Meyer has organized four conferences with Northwestern University’s Institute for Policy Research and the Joint Center for Poverty Research, a partnership between the University and Northwestern. Topics at the conferences have included the effects of tax and transfer policies on low-income families, and the impact of the Earned Income Tax Credit on health policy and the underserved.
Meyer has been awarded an Alfred P. Sloan research fellowship and four National Science Foundation grants. He was a founding editor of the Berkeley Electronic Journal of Economic Analysis & Policy.
Meyer has been an advisor to the U.S. Department of Labor, the U.S. Bureau of Labor Statistics, the Manpower Demonstration Research Corporation and Mathematica Policy Research.
Meyer received his B.A. and M.A. in economics at Northwestern University and his Ph.D. in economics from the Massachusetts Institute of Technology.
Sherman studies how the brain processes information from the central visual pathways, and the role of the thalamus in relaying information from the retina to the cortex. His recent work has focused on issues of thalamic functional organization and thalamocortical relationships.
Sherman has authored or co-authored more than 140 peer-reviewed publications and 12 book chapters, and in 2001, he co-wrote with R.W. Guillery the book Exploring the Thalamus.
From 1985 to 1986 and from 2000 to 2001, Sherman was a visiting professor at the University of Oxford. He also was a Sloan fellow from 1977 to 1980, a Guggenheim fellow from 2000 to 2001, and a special lecturer at the 2002 Society for Neuroscience annual meeting. In 1985, Sherman received an honorary M.A. from the University of Oxford.
Sherman is a member of several scientific societies and is currently on the editorial boards of Thalamus and Related Systems, Biological Cybernetics, Faculty of 1000, and Visual Neurosciences.
Sherman received his B.S. in biology from the California Institute of Technology in 1965 and his Ph.D. in anatomy from the University of Pennsylvania in 1969. He completed a two-year postdoctoral fellowship with the department of physiology at the Australian National University.
He was appointed assistant professor of physiology at the University of Virginia in 1972, associate professor in 1975 and professor in 1978. In 1979, he joined SUNY at Stony Brook, where he became a leading professor in 1990.
A pioneer in the collection and presentation of medical images for 25 years, Vannier studies medical imaging and image processing, the use of imaging in the design and testing of arm and leg prosthetics, and electronic neuro-anatomy. Among six image-processing patents Vannier holds are one for a method for gastrointestinal tract unraveling and two for computer-based upper-extremity evaluation.
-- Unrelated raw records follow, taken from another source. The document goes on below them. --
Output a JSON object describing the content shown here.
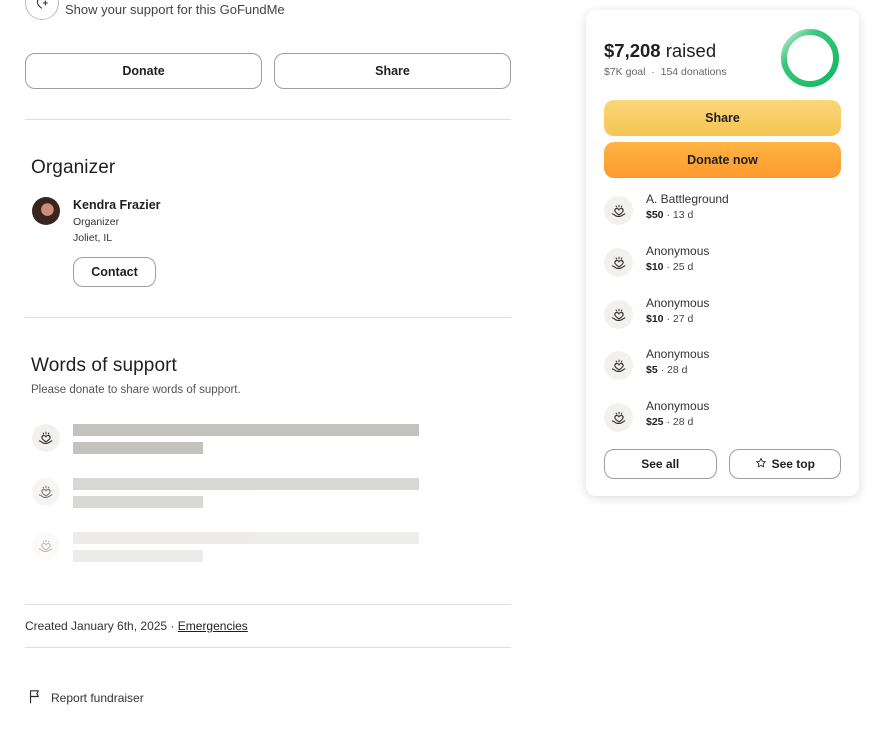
{
  "support_line": "Show your support for this GoFundMe",
  "actions": {
    "donate_label": "Donate",
    "share_label": "Share"
  },
  "organizer_section": {
    "title": "Organizer",
    "name": "Kendra Frazier",
    "role": "Organizer",
    "location": "Joliet, IL",
    "contact_label": "Contact"
  },
  "words_section": {
    "title": "Words of support",
    "subtitle": "Please donate to share words of support."
  },
  "footer": {
    "created": "Created January 6th, 2025 · ",
    "category": "Emergencies",
    "report_label": "Report fundraiser"
  },
  "card": {
    "raised_amount": "$7,208",
    "raised_word": " raised",
    "goal": "$7K goal",
    "donations": "154 donations",
    "progress": 1.0,
    "share_label": "Share",
    "donate_label": "Donate now",
    "see_all_label": "See all",
    "see_top_label": "See top",
    "donors": [
      {
        "name": "A. Battleground",
        "amount": "$50",
        "age": " · 13 d"
      },
      {
        "name": "Anonymous",
        "amount": "$10",
        "age": " · 25 d"
      },
      {
        "name": "Anonymous",
        "amount": "$10",
        "age": " · 27 d"
      },
      {
        "name": "Anonymous",
        "amount": "$5",
        "age": " · 28 d"
      },
      {
        "name": "Anonymous",
        "amount": "$25",
        "age": " · 28 d"
      }
    ]
  },
  "colors": {
    "ring_start": "#0fb765",
    "ring_end": "#c8efd3",
    "share_yellow": "#f8cd62",
    "donate_orange": "#fea43a"
  },
  "icons": {
    "support": "heart-plus-icon",
    "donor": "heart-hand-icon",
    "star": "star-icon",
    "flag": "flag-icon"
  }
}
Vannier is a fellow of the American Institute of Medical and Biological Engineering, a fellow of the American College of Radiology and a member of the NASA/U.S. Space Foundation Hall of Fame.
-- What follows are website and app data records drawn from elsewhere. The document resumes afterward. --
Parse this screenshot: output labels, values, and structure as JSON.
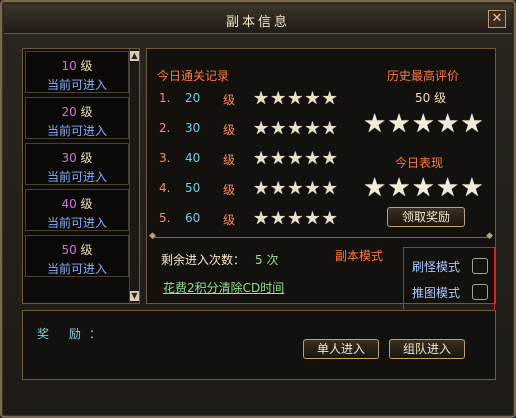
{
  "window": {
    "title": "副本信息",
    "close_symbol": "✕"
  },
  "levels": [
    {
      "num": "10",
      "unit": "级",
      "status": "当前可进入"
    },
    {
      "num": "20",
      "unit": "级",
      "status": "当前可进入"
    },
    {
      "num": "30",
      "unit": "级",
      "status": "当前可进入"
    },
    {
      "num": "40",
      "unit": "级",
      "status": "当前可进入"
    },
    {
      "num": "50",
      "unit": "级",
      "status": "当前可进入"
    }
  ],
  "scroll": {
    "up": "▲",
    "down": "▼"
  },
  "records": {
    "title": "今日通关记录",
    "rows": [
      {
        "idx": "1.",
        "lv": "20",
        "unit": "级",
        "stars": 5
      },
      {
        "idx": "2.",
        "lv": "30",
        "unit": "级",
        "stars": 5
      },
      {
        "idx": "3.",
        "lv": "40",
        "unit": "级",
        "stars": 5
      },
      {
        "idx": "4.",
        "lv": "50",
        "unit": "级",
        "stars": 5
      },
      {
        "idx": "5.",
        "lv": "60",
        "unit": "级",
        "stars": 5
      }
    ]
  },
  "history": {
    "title": "历史最高评价",
    "level": "50 级",
    "stars": 5
  },
  "today": {
    "title": "今日表现",
    "stars": 5,
    "claim_label": "领取奖励"
  },
  "remaining": {
    "label": "剩余进入次数：",
    "count": "5 次"
  },
  "cd_link": "花费2积分清除CD时间",
  "mode": {
    "title": "副本模式",
    "options": [
      {
        "label": "刷怪模式",
        "checked": false
      },
      {
        "label": "推图模式",
        "checked": false
      }
    ]
  },
  "reward": {
    "label": "奖 励："
  },
  "buttons": {
    "single": "单人进入",
    "team": "组队进入"
  },
  "colors": {
    "accent_orange": "#ff7a30",
    "level_purple": "#d070e0",
    "link_green": "#8fe08f",
    "highlight_red": "#d02020"
  }
}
After receiving his M.D. in 1976, Vannier did his residency in diagnostic radiology at Washington University School of Medicine’s Mallinckrodt Institute of Radiology. He joined Mallinckrodt’s faculty as an assistant professor in 1982 and became staff radiologist for Barnes Children’s Hospital that same year. Vannier became an affiliate professor of system science and mathematics at the College of Engineering in 1984, professor of radiology in 1989 and vice chairman for research at Mallinckrodt in 1993.
He was a visiting scientist in the materials and components technology group at Argonne National Laboratory from 1986 to 1987. Vannier become chairman of radiology at the University of Iowa in 1996.
Vannier earned his B.S. from Colorado State University and his B.S.M.E. from the University of Kentucky in 1971. He worked as a mechanical engineer while attending medical school at the University of Kentucky.